* [Task requirements]: Each line of the data below containing "eoreuse" needs to be listed.

* [Task inputs]:

═══

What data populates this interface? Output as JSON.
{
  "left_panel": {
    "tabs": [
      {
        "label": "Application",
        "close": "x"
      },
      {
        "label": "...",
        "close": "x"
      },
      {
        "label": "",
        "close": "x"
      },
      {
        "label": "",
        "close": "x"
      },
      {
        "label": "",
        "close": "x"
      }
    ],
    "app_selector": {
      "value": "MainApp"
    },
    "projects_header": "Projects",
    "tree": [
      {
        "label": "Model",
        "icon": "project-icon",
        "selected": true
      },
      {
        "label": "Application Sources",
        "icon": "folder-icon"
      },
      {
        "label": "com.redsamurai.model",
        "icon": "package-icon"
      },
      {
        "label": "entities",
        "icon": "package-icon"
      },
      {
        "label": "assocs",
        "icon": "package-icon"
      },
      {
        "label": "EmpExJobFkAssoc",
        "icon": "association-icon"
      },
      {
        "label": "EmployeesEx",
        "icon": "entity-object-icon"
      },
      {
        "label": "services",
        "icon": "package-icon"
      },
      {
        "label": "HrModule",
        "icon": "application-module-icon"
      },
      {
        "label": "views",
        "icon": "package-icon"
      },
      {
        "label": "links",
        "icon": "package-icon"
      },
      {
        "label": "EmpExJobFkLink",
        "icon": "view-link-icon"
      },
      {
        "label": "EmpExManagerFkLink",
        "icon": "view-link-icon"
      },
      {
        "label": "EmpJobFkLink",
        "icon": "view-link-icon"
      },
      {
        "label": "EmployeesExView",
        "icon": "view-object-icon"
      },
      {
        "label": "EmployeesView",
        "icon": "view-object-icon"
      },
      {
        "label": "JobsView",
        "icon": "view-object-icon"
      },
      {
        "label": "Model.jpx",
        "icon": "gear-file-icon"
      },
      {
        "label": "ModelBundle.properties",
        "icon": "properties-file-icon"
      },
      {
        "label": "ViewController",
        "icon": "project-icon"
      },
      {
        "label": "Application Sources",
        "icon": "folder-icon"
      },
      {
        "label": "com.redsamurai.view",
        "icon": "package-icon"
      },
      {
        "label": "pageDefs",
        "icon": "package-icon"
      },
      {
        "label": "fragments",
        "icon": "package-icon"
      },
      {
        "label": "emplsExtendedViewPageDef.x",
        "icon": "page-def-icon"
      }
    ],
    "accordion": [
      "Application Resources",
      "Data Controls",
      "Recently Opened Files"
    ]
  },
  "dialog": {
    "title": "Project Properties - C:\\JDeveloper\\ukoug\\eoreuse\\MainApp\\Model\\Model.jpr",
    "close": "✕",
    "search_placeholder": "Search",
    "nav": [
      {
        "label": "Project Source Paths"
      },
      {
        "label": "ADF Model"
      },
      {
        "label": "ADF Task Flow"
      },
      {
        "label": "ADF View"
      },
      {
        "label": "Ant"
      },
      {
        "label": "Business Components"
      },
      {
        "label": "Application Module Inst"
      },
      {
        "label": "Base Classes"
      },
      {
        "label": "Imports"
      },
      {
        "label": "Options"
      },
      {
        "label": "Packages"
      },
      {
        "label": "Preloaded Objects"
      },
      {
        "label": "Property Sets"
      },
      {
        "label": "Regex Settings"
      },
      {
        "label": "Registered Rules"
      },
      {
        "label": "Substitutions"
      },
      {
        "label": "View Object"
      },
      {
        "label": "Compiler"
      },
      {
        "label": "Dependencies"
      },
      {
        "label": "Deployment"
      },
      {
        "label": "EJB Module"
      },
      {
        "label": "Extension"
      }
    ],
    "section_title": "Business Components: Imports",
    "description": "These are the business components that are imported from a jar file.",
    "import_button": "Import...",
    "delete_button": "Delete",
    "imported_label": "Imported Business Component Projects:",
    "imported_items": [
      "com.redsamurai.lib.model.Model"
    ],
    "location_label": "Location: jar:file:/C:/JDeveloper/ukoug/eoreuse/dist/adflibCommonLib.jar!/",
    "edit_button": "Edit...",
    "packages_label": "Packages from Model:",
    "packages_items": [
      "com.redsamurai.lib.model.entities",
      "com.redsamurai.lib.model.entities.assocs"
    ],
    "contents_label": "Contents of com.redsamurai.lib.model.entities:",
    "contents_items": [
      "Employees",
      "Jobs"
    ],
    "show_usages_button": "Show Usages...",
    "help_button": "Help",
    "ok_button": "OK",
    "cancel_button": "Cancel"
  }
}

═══

* [Exercise result]:
    "title": "Project Properties - C:\\JDeveloper\\ukoug\\eoreuse\\MainApp\\Model\\Model.jpr",
    "location_label": "Location: jar:file:/C:/JDeveloper/ukoug/eoreuse/dist/adflibCommonLib.jar!/",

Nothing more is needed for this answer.